#### [WORK ORDER]
Using the records below, count the lines containing "Drip" and give only the total.

(Data extracted from a collection)
####################

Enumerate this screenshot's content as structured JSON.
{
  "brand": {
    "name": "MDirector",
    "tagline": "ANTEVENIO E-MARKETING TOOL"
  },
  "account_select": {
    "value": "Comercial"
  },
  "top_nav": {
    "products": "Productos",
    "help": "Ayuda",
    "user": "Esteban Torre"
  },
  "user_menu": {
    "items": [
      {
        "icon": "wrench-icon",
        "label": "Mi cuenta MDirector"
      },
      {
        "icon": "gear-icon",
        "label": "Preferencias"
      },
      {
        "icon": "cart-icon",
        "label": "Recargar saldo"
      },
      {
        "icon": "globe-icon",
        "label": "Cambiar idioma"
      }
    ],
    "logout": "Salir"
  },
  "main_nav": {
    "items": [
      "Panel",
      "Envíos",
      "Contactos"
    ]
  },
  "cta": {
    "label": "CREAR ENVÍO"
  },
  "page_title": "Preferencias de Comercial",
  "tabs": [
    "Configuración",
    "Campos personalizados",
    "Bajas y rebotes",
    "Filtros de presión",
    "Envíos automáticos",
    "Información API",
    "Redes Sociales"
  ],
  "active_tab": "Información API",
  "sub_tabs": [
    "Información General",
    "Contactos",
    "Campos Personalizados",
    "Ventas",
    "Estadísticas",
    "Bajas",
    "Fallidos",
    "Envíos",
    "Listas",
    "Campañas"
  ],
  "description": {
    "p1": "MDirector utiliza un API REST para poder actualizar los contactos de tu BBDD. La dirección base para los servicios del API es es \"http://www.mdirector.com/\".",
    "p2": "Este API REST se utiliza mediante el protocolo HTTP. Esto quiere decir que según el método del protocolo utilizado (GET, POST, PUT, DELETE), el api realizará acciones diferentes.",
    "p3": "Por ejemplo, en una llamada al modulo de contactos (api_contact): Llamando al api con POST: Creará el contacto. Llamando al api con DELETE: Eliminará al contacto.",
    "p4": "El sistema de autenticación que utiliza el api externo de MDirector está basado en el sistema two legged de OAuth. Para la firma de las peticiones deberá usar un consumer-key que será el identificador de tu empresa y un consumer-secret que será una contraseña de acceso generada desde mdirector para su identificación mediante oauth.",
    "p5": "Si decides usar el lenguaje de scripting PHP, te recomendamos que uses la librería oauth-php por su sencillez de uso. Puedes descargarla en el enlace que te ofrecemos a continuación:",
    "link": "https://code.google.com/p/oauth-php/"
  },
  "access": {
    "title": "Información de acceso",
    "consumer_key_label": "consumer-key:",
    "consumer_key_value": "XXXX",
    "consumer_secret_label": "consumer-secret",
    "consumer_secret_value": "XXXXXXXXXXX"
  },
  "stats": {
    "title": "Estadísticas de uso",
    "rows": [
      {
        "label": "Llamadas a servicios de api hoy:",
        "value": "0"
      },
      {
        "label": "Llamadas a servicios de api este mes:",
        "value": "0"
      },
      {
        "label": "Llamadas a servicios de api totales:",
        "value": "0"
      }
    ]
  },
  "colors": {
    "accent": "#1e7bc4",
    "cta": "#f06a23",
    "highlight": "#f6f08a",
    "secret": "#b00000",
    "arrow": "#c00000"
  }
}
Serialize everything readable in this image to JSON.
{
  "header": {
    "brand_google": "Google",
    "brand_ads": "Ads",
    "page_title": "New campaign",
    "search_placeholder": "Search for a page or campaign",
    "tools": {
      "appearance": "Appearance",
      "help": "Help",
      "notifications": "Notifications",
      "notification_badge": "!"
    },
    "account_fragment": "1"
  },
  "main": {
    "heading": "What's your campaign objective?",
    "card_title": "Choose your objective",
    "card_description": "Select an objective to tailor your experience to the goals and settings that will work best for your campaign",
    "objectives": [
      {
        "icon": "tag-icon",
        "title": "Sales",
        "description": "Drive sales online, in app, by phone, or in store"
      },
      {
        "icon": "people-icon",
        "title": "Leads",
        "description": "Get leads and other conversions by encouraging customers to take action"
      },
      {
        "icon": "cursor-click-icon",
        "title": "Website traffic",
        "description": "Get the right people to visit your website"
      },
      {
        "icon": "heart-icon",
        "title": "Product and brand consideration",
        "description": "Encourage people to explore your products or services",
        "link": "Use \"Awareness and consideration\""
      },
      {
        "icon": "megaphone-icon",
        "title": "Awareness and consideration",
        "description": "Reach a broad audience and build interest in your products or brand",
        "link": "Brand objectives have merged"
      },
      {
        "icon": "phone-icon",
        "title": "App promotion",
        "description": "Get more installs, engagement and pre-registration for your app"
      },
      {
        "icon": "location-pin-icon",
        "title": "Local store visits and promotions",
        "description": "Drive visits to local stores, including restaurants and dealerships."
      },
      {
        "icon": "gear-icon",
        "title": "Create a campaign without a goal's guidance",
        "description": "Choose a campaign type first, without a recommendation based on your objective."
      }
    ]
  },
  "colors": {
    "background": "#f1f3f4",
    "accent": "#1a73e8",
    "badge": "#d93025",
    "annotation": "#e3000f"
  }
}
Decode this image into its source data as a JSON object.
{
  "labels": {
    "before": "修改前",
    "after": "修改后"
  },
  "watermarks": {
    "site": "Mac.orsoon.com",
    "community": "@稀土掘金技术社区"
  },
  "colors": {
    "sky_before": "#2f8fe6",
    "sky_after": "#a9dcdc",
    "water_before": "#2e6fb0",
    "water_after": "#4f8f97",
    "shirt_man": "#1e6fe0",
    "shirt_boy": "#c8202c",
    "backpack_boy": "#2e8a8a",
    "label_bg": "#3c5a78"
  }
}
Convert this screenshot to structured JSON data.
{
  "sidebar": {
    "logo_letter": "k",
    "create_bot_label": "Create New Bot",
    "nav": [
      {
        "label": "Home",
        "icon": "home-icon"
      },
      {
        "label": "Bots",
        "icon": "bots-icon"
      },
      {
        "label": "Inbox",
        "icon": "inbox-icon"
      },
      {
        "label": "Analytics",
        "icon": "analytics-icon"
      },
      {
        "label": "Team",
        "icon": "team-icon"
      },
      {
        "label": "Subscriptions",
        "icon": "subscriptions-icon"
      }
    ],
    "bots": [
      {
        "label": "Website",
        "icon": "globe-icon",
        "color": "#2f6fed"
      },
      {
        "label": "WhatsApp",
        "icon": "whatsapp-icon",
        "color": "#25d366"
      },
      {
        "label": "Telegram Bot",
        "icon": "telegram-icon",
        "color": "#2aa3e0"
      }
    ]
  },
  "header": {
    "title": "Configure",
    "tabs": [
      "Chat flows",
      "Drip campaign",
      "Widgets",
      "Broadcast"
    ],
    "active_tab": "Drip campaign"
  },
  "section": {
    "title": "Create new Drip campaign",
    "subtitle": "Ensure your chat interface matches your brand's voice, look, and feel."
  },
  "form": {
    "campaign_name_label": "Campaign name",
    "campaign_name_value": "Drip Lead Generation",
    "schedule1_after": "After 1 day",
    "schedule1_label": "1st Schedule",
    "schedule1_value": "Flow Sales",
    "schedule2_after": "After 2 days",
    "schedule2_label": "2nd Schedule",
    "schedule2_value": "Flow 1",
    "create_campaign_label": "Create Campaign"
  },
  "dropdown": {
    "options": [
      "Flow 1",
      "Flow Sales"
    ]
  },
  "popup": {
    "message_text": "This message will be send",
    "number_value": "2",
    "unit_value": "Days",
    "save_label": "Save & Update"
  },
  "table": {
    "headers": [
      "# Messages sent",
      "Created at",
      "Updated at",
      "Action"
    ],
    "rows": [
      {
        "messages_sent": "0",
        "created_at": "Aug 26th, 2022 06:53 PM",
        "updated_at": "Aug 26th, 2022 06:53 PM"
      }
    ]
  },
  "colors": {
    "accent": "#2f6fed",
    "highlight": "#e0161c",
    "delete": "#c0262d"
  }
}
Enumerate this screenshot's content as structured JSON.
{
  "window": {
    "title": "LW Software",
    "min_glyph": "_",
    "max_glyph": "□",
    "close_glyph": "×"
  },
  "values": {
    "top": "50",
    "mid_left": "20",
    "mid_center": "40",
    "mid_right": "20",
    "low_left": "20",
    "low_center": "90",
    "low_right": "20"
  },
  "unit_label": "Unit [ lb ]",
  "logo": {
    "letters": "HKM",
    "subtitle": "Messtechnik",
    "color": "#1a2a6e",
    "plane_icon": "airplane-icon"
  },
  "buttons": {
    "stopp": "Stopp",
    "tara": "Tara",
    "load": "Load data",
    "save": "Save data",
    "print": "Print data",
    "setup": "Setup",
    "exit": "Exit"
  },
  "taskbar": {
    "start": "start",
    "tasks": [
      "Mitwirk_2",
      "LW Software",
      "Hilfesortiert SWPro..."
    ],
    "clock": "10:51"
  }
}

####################

#### [WRITTEN REPLY]
4